[Provided data]
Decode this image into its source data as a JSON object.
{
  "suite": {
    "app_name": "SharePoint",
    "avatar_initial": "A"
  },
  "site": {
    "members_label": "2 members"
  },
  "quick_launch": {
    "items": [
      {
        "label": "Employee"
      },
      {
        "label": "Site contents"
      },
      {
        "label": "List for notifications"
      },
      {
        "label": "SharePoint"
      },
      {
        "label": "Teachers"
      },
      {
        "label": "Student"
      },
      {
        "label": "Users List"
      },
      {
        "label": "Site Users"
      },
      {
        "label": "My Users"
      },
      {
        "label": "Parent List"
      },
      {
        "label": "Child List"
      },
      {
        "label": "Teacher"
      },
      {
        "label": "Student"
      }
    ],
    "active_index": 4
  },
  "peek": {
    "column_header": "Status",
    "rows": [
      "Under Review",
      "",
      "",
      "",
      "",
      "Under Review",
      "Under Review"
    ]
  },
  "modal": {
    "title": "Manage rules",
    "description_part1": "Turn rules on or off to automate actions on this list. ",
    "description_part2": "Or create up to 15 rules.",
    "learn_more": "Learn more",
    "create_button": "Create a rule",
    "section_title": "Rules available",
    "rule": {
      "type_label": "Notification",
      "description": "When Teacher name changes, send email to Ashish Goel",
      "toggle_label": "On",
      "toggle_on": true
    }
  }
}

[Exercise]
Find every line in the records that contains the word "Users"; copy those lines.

[Answer space]
        "label": "Users List"
        "label": "Site Users"
        "label": "My Users"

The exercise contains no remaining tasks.